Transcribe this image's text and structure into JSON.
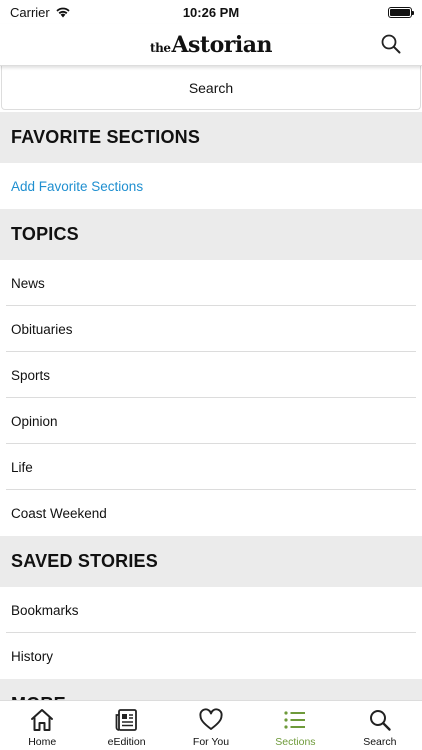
{
  "status_bar": {
    "carrier": "Carrier",
    "time": "10:26 PM",
    "battery_level": 1.0
  },
  "header": {
    "logo_prefix": "the",
    "logo_main": "Astorian",
    "search_icon": "search-icon"
  },
  "search": {
    "label": "Search"
  },
  "favorite_sections": {
    "title": "FAVORITE SECTIONS",
    "add_link": "Add Favorite Sections"
  },
  "topics": {
    "title": "TOPICS",
    "items": [
      "News",
      "Obituaries",
      "Sports",
      "Opinion",
      "Life",
      "Coast Weekend"
    ]
  },
  "saved_stories": {
    "title": "SAVED STORIES",
    "items": [
      "Bookmarks",
      "History"
    ]
  },
  "more": {
    "title": "MORE"
  },
  "tab_bar": {
    "active_color": "#6e9a3a",
    "tabs": [
      {
        "label": "Home",
        "icon": "home-icon"
      },
      {
        "label": "eEdition",
        "icon": "newspaper-icon"
      },
      {
        "label": "For You",
        "icon": "heart-icon"
      },
      {
        "label": "Sections",
        "icon": "list-icon"
      },
      {
        "label": "Search",
        "icon": "search-icon"
      }
    ],
    "active_index": 3
  },
  "colors": {
    "link": "#1f8fd0",
    "section_bg": "#ebebeb"
  }
}
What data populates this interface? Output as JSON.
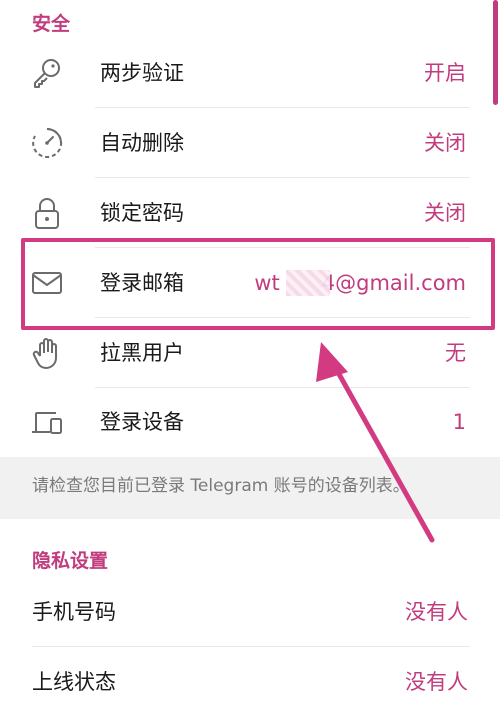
{
  "security": {
    "title": "安全",
    "items": [
      {
        "label": "两步验证",
        "value": "开启",
        "icon": "key-icon"
      },
      {
        "label": "自动删除",
        "value": "关闭",
        "icon": "timer-icon"
      },
      {
        "label": "锁定密码",
        "value": "关闭",
        "icon": "lock-icon"
      },
      {
        "label": "登录邮箱",
        "value": "wt  4@gmail.com",
        "icon": "mail-icon"
      },
      {
        "label": "拉黑用户",
        "value": "无",
        "icon": "hand-icon"
      },
      {
        "label": "登录设备",
        "value": "1",
        "icon": "devices-icon"
      }
    ],
    "footer": "请检查您目前已登录 Telegram 账号的设备列表。"
  },
  "privacy": {
    "title": "隐私设置",
    "items": [
      {
        "label": "手机号码",
        "value": "没有人"
      },
      {
        "label": "上线状态",
        "value": "没有人"
      }
    ]
  },
  "colors": {
    "accent": "#c13c7e",
    "annotation": "#d23b81"
  }
}
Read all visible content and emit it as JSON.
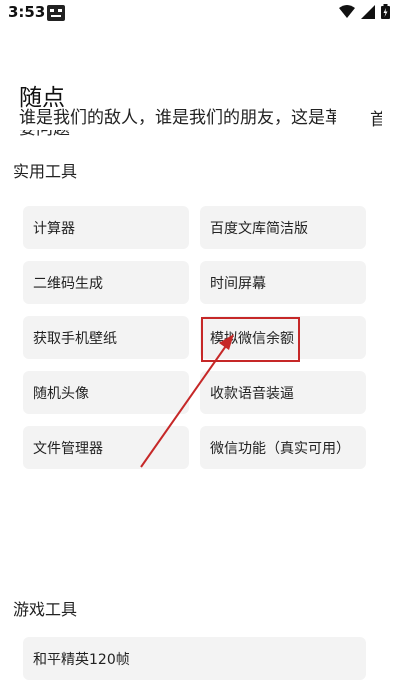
{
  "status_bar": {
    "time": "3:53"
  },
  "hero": {
    "title": "随点",
    "quote": "谁是我们的敌人，谁是我们的朋友，这是革",
    "quote_tail": "首",
    "quote_line2": "要问题"
  },
  "practical_tools": {
    "title": "实用工具",
    "items": [
      "计算器",
      "百度文库简洁版",
      "二维码生成",
      "时间屏幕",
      "获取手机壁纸",
      "模拟微信余额",
      "随机头像",
      "收款语音装逼",
      "文件管理器",
      "微信功能（真实可用）"
    ]
  },
  "game_tools": {
    "title": "游戏工具",
    "items": [
      "和平精英120帧"
    ]
  },
  "colors": {
    "highlight": "#c62828",
    "card_bg": "#f3f3f3"
  }
}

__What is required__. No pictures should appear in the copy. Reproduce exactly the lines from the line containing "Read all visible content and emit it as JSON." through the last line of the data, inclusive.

__Task response__.
Read all visible content and emit it as JSON.
{
  "status_bar": {
    "time": "3:53"
  },
  "hero": {
    "title": "随点",
    "quote": "谁是我们的敌人，谁是我们的朋友，这是革",
    "quote_tail": "首",
    "quote_line2": "要问题"
  },
  "practical_tools": {
    "title": "实用工具",
    "items": [
      "计算器",
      "百度文库简洁版",
      "二维码生成",
      "时间屏幕",
      "获取手机壁纸",
      "模拟微信余额",
      "随机头像",
      "收款语音装逼",
      "文件管理器",
      "微信功能（真实可用）"
    ]
  },
  "game_tools": {
    "title": "游戏工具",
    "items": [
      "和平精英120帧"
    ]
  },
  "colors": {
    "highlight": "#c62828",
    "card_bg": "#f3f3f3"
  }
}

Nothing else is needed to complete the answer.